Over There!

We at the United States Naval Academy Museum developed this exhibit to commemorate the 100th anniversary of the end of WWI.

Above you see the title graphics for the exhibit.

This is one of those exhibits that is “designed” mostly by the curator and developer.

My contribution was lots and lots of mount making and a few individual components, which I will cover below.

We had a case leftover from a previous exhibit, but it wasn’t deep enough to hold the big Red Vase that you see in the lower right. (We talked about the Red Vase so much that it began to be a proper noun.) So, I cut out a portion of the back panel and made a recess deep enough to hold the Red Vase. Of course, this meant that the sides of the case were no longer deep enough, so I scabbed on some extensions and veneered the outside.

I made a plinth for the Red Vase that conformed to the shape created by the recess and painted it so that it looks like it’s all one piece. The result:

I added the floating shelf and the brass rods for the small items to complete the piece.

 

We had this awesome scrapbook to display, but – of course – we can’t let people handle the artifacts. So, we decided to take a picture of each page and create an electronic scrapbook.

As above, I built the cabinet mostly from scrap. We had two displays leftover from the “Ability, Not Gender” exhibit. Time for a little math:

 

 

I added the case for the monitor and veneered it to match the case for the Red Vase. I loaded the images onto a BrightSign player and programmed it (via BrightAuthor) to scroll with the buttons.

 

 

We had two coins that we wanted to display so that the guests could see both sides, so I made a little gadget to spin them around. Since we have a lot of paper documents on display, the gallery is dimly lit. Because the coins are so dark, it is difficult to see the details. I decided to add photos and have the appropriate image light up with the corresponding position of the coin.

 

 

Below is an image of the mechanism. In the blue circle, you can see a magnet that is attached to the axle of the coin mount. Inside the red circle is the magnetic reed switch that lights the LEDs on the front of the panel.
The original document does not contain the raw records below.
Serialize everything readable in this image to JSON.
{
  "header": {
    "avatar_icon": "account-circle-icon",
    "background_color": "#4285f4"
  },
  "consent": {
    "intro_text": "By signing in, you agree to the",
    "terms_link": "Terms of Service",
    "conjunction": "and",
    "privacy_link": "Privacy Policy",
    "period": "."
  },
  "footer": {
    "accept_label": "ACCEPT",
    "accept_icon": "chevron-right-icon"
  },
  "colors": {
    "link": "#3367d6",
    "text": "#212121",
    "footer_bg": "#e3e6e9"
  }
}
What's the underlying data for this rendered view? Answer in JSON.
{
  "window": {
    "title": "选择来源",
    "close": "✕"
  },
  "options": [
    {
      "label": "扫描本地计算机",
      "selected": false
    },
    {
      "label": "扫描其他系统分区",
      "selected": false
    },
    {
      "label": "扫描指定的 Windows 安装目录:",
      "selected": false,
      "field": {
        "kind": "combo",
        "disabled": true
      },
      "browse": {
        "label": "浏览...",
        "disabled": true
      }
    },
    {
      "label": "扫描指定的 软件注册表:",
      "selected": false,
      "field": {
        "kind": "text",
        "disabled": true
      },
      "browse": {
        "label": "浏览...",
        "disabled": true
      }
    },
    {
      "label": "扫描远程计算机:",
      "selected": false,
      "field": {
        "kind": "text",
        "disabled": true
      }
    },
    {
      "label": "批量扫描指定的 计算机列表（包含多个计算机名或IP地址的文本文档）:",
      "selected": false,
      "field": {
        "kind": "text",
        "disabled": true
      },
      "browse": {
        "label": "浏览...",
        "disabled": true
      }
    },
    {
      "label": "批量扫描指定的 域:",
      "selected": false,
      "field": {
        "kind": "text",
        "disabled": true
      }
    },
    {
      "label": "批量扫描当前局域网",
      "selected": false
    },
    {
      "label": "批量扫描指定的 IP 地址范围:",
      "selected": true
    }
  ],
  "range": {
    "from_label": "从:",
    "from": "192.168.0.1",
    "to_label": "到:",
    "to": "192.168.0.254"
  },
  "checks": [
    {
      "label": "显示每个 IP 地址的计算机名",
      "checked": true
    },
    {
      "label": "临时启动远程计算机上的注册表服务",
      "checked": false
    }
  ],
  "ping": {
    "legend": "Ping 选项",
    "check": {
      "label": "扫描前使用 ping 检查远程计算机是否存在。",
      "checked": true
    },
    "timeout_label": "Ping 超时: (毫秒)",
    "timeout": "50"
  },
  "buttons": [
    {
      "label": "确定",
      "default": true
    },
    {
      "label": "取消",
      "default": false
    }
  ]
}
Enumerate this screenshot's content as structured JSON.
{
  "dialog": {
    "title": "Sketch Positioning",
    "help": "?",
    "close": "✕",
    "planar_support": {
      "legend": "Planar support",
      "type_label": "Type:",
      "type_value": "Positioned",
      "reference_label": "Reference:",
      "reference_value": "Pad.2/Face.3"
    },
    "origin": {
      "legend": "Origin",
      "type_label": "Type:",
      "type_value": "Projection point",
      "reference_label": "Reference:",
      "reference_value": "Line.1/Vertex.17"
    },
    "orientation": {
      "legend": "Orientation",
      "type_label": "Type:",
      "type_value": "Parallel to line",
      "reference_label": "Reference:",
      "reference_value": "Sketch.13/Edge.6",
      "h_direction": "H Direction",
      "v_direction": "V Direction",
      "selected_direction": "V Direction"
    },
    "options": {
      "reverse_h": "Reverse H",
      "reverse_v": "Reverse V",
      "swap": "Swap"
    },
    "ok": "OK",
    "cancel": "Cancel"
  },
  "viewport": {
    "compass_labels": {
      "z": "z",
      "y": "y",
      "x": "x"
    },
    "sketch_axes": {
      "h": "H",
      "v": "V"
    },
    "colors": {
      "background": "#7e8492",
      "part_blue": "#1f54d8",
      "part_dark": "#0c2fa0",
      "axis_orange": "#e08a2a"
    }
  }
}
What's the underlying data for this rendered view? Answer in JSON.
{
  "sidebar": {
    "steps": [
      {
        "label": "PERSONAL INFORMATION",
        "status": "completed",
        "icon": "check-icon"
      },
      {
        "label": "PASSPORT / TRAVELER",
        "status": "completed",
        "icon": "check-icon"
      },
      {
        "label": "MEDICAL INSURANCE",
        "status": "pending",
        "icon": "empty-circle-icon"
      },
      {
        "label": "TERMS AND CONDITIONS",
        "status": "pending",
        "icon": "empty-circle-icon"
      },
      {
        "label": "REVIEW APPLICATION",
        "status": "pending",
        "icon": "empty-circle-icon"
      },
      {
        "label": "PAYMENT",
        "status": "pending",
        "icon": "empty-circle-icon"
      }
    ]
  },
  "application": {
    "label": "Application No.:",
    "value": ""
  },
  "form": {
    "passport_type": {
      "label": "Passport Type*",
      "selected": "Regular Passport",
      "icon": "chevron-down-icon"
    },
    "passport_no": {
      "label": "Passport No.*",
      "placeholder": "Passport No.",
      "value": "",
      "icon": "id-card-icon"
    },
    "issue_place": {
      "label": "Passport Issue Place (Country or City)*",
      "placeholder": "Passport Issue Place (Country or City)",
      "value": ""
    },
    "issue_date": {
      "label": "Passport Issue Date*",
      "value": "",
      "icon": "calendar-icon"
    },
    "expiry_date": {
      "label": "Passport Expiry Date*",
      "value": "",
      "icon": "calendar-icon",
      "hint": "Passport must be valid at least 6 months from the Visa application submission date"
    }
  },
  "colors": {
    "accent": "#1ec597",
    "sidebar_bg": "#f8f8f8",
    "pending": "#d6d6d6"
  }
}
The set screw visible in the red circle allows the reed switch to be adjusted so that the light will come on at just the right moment in the spin.

 

 

Click on the image below to see a brief video that shows the operation.